Data below:
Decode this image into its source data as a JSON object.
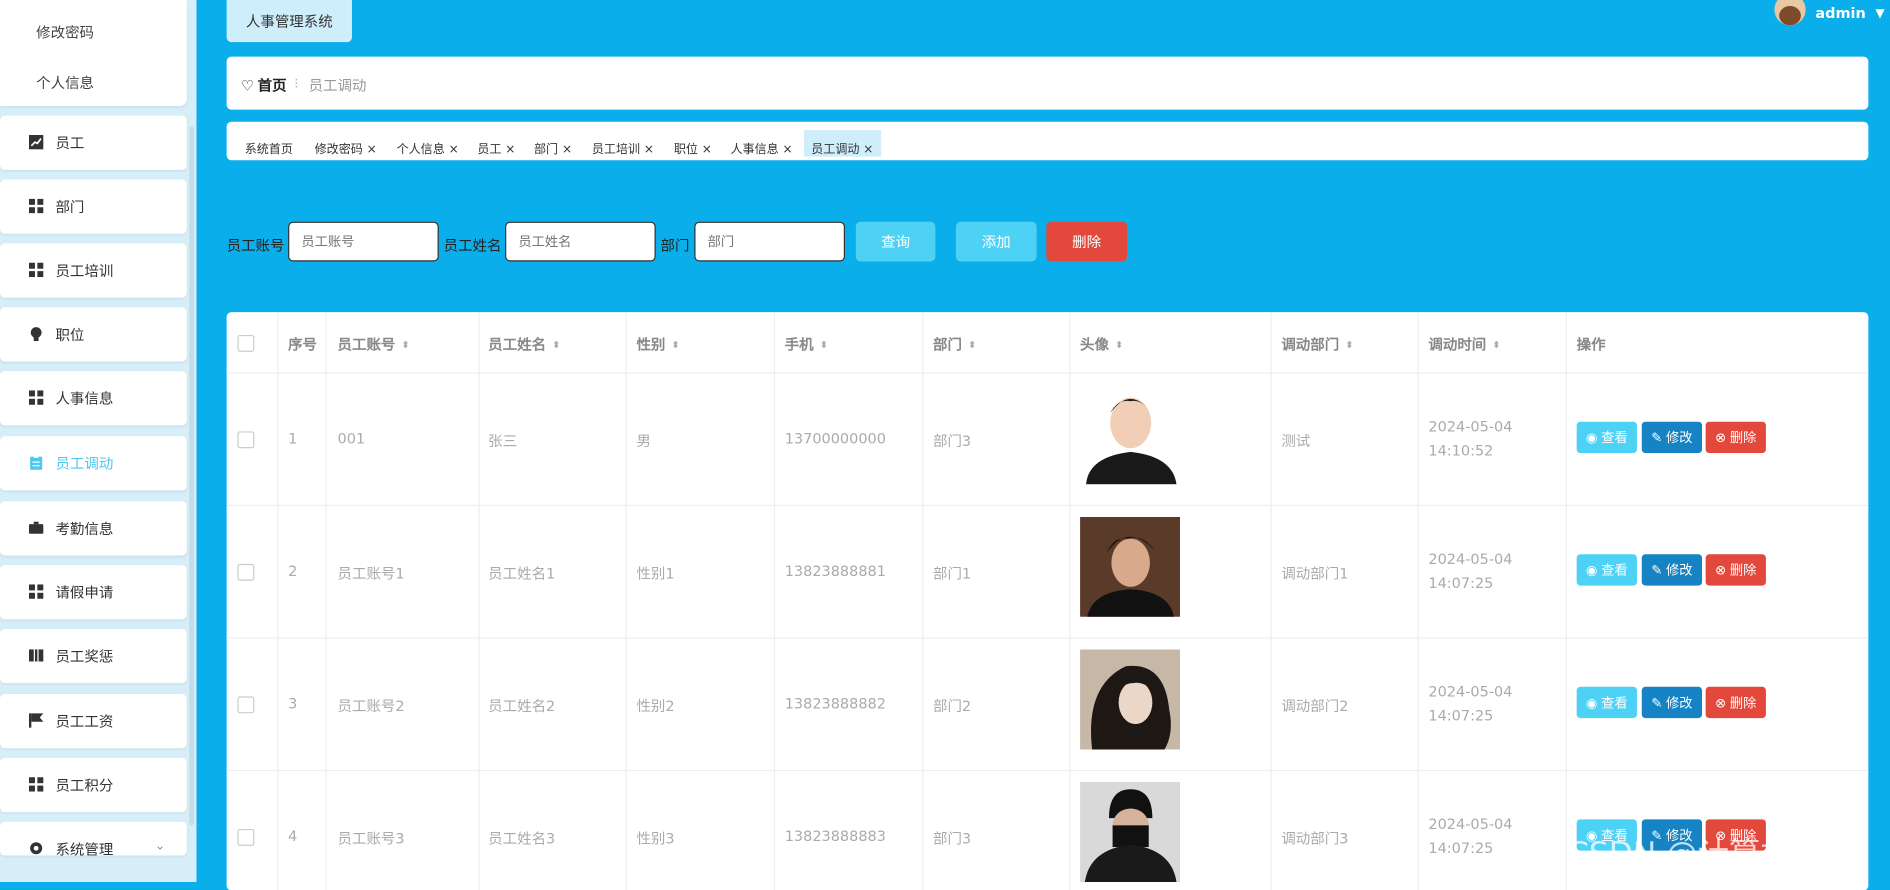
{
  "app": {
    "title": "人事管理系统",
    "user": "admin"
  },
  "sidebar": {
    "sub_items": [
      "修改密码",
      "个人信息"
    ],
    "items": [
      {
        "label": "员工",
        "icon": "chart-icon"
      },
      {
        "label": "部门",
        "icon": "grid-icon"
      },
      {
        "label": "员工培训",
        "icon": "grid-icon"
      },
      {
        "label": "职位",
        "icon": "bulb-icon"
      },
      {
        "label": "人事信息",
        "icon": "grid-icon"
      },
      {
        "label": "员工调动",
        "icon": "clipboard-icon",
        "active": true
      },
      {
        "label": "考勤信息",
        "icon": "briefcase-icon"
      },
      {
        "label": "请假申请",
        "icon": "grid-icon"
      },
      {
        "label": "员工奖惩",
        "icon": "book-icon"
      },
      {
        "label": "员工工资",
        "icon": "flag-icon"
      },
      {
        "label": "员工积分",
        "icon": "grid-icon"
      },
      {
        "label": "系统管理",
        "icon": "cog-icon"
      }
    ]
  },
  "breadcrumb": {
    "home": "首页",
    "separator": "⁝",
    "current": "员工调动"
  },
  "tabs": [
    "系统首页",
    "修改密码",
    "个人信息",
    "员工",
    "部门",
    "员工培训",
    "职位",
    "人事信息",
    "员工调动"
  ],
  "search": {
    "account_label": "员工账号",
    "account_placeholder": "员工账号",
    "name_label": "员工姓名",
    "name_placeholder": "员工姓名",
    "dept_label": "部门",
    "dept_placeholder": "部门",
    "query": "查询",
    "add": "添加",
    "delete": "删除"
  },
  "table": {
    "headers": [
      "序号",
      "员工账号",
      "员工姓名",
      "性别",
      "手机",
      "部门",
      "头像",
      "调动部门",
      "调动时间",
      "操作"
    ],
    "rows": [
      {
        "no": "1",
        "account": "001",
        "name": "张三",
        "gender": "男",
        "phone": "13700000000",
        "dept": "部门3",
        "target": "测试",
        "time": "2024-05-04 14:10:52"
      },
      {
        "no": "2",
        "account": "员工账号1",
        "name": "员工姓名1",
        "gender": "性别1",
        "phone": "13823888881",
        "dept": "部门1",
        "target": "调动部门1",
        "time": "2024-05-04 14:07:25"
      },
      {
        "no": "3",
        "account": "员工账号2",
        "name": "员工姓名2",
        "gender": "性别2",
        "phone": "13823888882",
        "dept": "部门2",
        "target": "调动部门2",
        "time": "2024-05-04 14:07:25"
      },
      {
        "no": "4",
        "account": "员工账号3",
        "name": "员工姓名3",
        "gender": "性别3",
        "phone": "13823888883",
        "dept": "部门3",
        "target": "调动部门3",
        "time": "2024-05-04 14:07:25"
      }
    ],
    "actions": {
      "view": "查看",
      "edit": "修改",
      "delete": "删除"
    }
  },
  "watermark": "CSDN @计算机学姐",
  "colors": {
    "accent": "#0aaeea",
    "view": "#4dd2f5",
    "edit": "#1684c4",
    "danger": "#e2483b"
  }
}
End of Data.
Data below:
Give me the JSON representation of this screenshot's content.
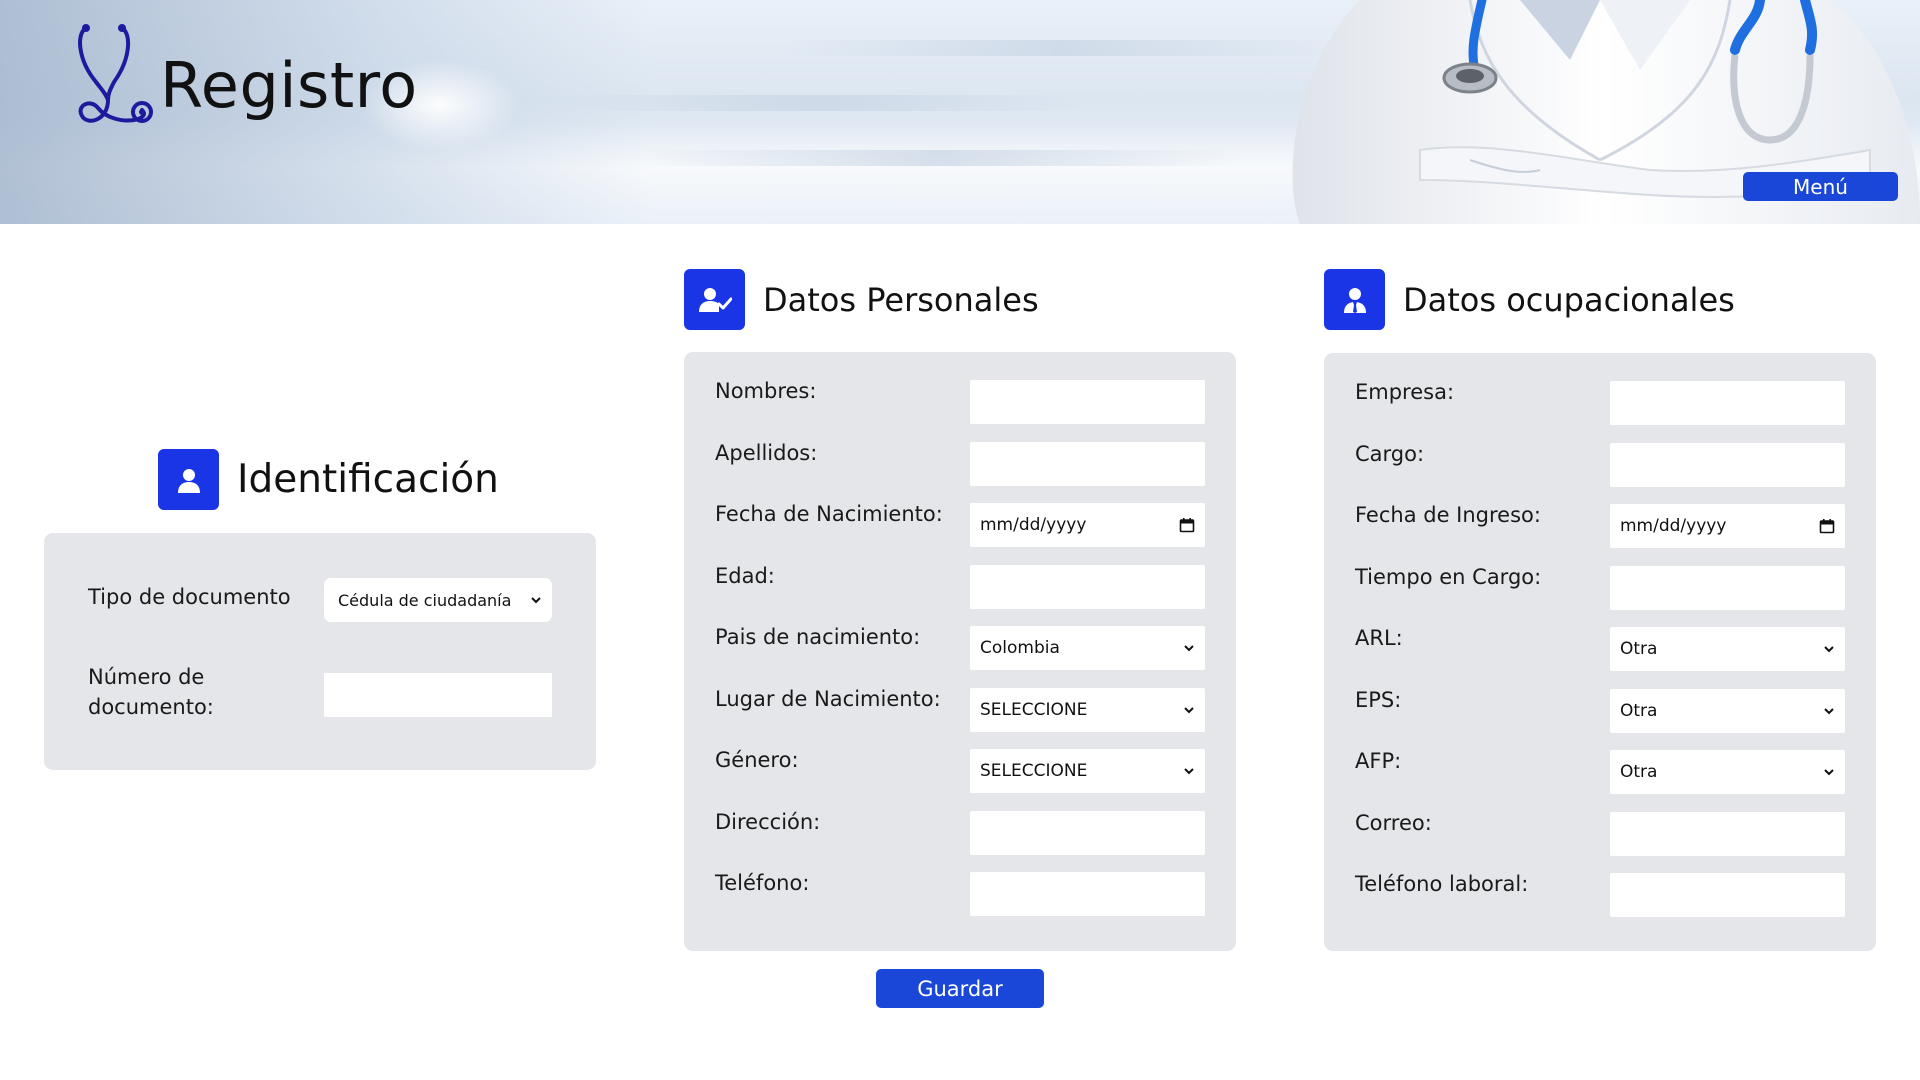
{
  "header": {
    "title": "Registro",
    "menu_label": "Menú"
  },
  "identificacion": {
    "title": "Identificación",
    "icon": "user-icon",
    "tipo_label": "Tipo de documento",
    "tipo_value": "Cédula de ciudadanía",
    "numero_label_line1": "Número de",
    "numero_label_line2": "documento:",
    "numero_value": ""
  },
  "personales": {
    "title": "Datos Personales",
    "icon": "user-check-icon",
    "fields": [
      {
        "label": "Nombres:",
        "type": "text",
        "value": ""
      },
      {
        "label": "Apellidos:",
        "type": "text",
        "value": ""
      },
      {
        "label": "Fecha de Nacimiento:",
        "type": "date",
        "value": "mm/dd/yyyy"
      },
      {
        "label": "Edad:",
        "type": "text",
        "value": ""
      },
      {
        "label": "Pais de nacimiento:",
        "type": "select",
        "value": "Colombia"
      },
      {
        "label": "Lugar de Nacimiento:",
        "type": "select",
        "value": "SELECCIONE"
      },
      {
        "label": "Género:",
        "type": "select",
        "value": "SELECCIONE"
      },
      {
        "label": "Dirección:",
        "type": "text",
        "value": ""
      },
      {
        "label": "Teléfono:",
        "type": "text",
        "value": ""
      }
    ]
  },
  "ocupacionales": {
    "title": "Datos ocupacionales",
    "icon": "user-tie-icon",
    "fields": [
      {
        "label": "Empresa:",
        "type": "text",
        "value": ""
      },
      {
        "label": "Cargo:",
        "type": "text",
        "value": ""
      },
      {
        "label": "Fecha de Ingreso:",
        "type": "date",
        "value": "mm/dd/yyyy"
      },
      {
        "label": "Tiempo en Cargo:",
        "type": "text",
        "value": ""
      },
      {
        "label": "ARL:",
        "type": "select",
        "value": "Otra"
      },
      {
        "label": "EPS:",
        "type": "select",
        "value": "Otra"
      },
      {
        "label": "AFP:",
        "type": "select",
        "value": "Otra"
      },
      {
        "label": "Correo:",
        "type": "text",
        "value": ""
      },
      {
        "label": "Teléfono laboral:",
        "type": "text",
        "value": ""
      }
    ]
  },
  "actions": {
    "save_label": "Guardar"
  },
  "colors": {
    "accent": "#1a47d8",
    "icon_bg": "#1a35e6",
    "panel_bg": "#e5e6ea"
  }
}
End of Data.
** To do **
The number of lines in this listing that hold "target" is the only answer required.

** Answer space **
4